▶ [EXERCISE DIRECTIONS]
Scan the data below and pick out the lines containing the word "Valor".
---- RECORDS FOR PROCESSING
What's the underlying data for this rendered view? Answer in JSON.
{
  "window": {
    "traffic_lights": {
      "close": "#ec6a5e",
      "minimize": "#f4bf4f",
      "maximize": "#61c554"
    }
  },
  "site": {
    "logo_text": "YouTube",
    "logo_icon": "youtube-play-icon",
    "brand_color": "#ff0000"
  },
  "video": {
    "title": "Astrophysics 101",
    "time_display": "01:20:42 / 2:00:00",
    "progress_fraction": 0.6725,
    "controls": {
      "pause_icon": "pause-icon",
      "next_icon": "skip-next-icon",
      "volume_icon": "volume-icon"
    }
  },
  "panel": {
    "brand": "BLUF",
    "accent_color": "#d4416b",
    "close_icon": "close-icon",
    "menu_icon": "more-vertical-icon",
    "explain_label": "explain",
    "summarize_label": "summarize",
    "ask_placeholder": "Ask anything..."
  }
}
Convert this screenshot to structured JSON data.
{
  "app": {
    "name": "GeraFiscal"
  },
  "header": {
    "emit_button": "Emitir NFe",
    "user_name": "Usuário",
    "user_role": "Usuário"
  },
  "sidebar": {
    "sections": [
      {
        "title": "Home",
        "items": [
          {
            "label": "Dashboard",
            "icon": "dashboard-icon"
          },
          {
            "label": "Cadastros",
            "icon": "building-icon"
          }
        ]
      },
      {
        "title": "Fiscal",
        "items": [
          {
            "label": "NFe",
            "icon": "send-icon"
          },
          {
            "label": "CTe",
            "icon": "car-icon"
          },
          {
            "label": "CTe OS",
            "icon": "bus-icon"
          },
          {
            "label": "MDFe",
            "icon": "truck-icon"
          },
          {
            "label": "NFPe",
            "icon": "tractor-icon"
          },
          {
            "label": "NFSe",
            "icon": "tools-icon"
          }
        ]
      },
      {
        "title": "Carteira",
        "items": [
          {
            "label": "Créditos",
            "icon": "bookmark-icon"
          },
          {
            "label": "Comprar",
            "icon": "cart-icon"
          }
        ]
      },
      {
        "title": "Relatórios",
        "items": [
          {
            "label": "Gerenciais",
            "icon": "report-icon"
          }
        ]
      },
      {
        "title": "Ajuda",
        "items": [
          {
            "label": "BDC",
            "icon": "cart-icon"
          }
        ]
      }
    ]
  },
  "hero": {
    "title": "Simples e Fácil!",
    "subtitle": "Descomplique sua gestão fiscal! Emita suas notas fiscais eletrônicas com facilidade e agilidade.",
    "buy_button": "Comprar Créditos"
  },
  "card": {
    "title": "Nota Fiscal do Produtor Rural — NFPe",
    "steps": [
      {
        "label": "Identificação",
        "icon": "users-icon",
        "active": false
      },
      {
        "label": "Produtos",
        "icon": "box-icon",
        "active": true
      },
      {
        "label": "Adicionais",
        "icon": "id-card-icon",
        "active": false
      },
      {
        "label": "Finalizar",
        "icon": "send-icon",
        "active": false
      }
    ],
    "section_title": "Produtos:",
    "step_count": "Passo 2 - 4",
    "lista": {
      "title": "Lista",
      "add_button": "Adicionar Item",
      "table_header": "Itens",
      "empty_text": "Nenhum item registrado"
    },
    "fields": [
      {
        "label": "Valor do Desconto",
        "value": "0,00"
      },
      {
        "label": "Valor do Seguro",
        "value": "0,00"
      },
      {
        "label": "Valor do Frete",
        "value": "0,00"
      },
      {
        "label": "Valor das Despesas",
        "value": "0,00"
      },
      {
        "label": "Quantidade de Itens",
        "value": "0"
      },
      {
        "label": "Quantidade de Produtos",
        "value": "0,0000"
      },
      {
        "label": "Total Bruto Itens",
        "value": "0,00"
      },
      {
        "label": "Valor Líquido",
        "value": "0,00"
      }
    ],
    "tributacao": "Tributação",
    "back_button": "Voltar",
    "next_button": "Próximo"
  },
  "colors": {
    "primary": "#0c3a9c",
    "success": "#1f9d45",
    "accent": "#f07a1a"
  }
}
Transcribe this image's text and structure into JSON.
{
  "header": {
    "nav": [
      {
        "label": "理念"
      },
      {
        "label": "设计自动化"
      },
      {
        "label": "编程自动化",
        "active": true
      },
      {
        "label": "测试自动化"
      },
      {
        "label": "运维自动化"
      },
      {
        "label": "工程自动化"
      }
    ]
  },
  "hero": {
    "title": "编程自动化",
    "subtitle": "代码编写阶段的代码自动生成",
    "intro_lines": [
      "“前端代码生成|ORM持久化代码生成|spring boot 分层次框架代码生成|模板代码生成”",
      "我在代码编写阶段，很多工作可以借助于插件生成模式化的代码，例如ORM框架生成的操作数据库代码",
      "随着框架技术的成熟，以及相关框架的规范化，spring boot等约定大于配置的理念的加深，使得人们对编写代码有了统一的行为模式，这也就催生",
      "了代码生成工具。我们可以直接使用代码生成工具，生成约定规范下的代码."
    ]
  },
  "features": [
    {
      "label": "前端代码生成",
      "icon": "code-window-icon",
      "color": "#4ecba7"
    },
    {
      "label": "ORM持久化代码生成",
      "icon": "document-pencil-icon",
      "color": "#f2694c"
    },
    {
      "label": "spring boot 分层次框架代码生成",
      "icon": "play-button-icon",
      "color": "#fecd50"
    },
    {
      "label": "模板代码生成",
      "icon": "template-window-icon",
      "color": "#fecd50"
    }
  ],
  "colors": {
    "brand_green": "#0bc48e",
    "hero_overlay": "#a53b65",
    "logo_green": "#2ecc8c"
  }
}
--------
▶ [ANSWER SECTION]
        "label": "Valor do Desconto",
        "label": "Valor do Seguro",
        "label": "Valor do Frete",
        "label": "Valor das Despesas",
        "label": "Valor Líquido",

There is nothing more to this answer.